# Try it:
Find how many lines below hold "Buch", then state that number by itself.

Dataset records
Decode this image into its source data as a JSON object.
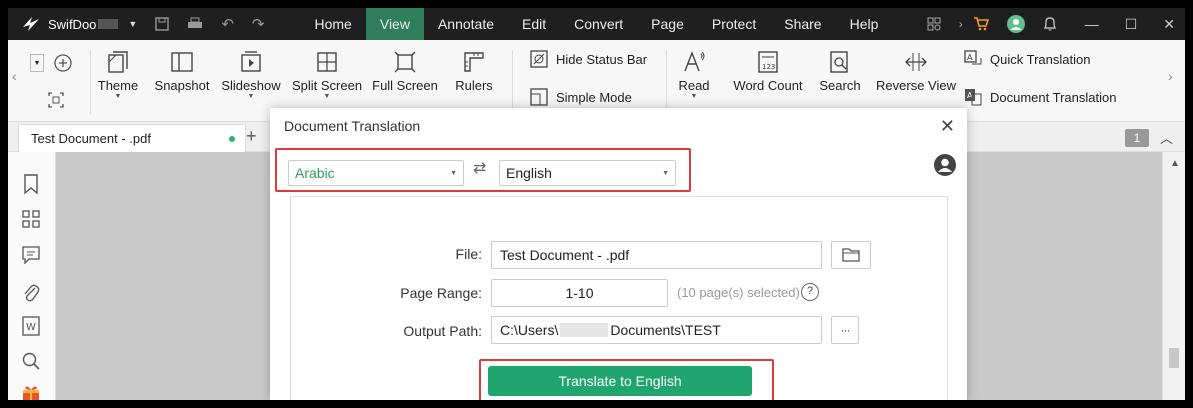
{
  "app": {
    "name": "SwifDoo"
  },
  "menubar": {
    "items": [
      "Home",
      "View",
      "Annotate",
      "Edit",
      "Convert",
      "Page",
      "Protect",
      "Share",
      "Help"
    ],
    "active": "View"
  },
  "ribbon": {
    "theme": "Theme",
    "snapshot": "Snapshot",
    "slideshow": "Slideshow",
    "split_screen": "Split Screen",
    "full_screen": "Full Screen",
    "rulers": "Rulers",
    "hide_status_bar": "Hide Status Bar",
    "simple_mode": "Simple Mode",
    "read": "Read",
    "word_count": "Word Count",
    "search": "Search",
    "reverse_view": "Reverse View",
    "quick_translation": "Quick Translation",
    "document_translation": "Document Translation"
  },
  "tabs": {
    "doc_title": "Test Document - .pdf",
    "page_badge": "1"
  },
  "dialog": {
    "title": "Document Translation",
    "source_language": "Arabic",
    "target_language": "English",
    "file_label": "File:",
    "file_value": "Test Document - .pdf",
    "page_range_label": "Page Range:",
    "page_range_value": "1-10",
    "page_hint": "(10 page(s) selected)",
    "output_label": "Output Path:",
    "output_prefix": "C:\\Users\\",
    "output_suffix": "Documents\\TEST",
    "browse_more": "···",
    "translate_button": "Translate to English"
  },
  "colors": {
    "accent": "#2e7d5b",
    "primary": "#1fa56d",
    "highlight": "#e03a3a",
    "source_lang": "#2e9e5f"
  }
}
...
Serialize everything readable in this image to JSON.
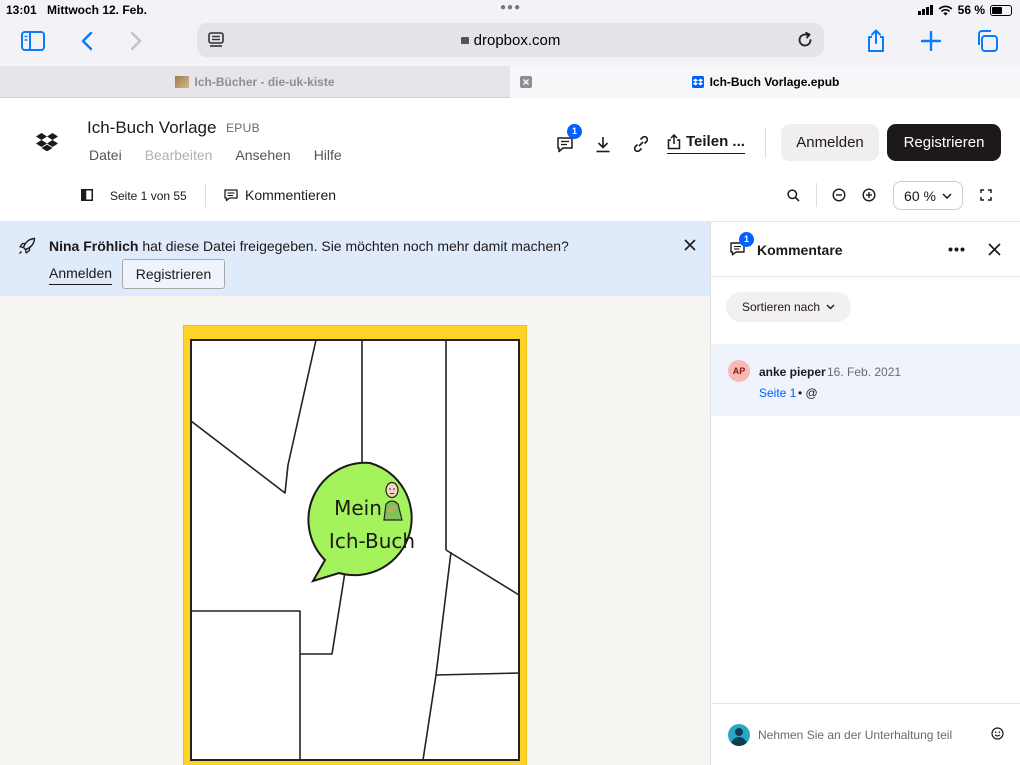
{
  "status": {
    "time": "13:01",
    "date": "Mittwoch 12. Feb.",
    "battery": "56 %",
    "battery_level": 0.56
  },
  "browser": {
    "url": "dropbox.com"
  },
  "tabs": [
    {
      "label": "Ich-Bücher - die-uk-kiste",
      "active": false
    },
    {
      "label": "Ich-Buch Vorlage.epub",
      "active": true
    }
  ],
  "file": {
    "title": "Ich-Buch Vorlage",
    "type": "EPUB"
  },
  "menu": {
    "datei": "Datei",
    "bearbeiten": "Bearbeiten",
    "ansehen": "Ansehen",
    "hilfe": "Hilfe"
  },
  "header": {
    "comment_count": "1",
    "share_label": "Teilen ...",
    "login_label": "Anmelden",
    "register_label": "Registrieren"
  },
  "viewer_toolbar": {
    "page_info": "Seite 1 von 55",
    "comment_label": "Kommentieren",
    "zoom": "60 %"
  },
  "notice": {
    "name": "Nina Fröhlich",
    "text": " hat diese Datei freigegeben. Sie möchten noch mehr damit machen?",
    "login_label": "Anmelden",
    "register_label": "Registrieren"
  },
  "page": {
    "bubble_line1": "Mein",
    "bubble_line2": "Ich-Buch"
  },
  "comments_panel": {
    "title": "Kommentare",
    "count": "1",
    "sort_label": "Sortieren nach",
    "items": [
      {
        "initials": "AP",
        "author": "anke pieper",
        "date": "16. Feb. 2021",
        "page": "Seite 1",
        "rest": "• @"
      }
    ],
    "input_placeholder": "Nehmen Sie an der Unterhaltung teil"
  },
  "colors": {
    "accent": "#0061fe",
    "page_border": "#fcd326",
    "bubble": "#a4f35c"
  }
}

# Result of this exercise:
3